TASK BRIEF: Give back all of the records exactly.

Component data from apps and pages
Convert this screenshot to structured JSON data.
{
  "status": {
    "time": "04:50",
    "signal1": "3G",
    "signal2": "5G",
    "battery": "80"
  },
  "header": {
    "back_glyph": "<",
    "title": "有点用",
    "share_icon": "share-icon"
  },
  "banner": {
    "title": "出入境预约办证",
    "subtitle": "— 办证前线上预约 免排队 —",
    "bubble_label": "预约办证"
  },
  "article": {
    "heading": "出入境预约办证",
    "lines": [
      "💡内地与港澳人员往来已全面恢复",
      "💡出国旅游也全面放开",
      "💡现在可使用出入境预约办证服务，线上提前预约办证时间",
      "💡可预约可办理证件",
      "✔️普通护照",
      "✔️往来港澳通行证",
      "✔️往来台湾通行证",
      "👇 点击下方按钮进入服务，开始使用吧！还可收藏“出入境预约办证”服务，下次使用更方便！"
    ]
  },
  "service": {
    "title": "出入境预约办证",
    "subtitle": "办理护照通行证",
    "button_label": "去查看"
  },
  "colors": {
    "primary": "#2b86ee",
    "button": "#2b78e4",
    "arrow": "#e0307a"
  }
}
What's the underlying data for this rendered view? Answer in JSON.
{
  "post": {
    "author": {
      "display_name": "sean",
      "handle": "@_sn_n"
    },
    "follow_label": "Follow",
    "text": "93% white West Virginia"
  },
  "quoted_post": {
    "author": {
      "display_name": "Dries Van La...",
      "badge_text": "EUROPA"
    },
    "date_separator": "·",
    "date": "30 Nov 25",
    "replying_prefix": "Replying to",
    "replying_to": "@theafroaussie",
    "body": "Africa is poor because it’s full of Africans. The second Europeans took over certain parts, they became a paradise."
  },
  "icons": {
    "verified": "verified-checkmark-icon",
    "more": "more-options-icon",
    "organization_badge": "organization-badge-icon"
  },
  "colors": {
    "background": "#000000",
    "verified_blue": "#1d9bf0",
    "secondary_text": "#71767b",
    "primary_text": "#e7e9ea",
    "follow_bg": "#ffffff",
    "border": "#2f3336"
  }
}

COMPLETED EXERCISE:
Convert this screenshot to structured JSON data.
{
  "status": {
    "time": "04:50",
    "signal1": "3G",
    "signal2": "5G",
    "battery": "80"
  },
  "header": {
    "back_glyph": "<",
    "title": "有点用",
    "share_icon": "share-icon"
  },
  "banner": {
    "title": "出入境预约办证",
    "subtitle": "— 办证前线上预约 免排队 —",
    "bubble_label": "预约办证"
  },
  "article": {
    "heading": "出入境预约办证",
    "lines": [
      "💡内地与港澳人员往来已全面恢复",
      "💡出国旅游也全面放开",
      "💡现在可使用出入境预约办证服务，线上提前预约办证时间",
      "💡可预约可办理证件",
      "✔️普通护照",
      "✔️往来港澳通行证",
      "✔️往来台湾通行证",
      "👇 点击下方按钮进入服务，开始使用吧！还可收藏“出入境预约办证”服务，下次使用更方便！"
    ]
  },
  "service": {
    "title": "出入境预约办证",
    "subtitle": "办理护照通行证",
    "button_label": "去查看"
  },
  "colors": {
    "primary": "#2b86ee",
    "button": "#2b78e4",
    "arrow": "#e0307a"
  }
}
What's the underlying data for this rendered view? Answer in JSON.
{
  "post": {
    "author": {
      "display_name": "sean",
      "handle": "@_sn_n"
    },
    "follow_label": "Follow",
    "text": "93% white West Virginia"
  },
  "quoted_post": {
    "author": {
      "display_name": "Dries Van La...",
      "badge_text": "EUROPA"
    },
    "date_separator": "·",
    "date": "30 Nov 25",
    "replying_prefix": "Replying to",
    "replying_to": "@theafroaussie",
    "body": "Africa is poor because it’s full of Africans. The second Europeans took over certain parts, they became a paradise."
  },
  "icons": {
    "verified": "verified-checkmark-icon",
    "more": "more-options-icon",
    "organization_badge": "organization-badge-icon"
  },
  "colors": {
    "background": "#000000",
    "verified_blue": "#1d9bf0",
    "secondary_text": "#71767b",
    "primary_text": "#e7e9ea",
    "follow_bg": "#ffffff",
    "border": "#2f3336"
  }
}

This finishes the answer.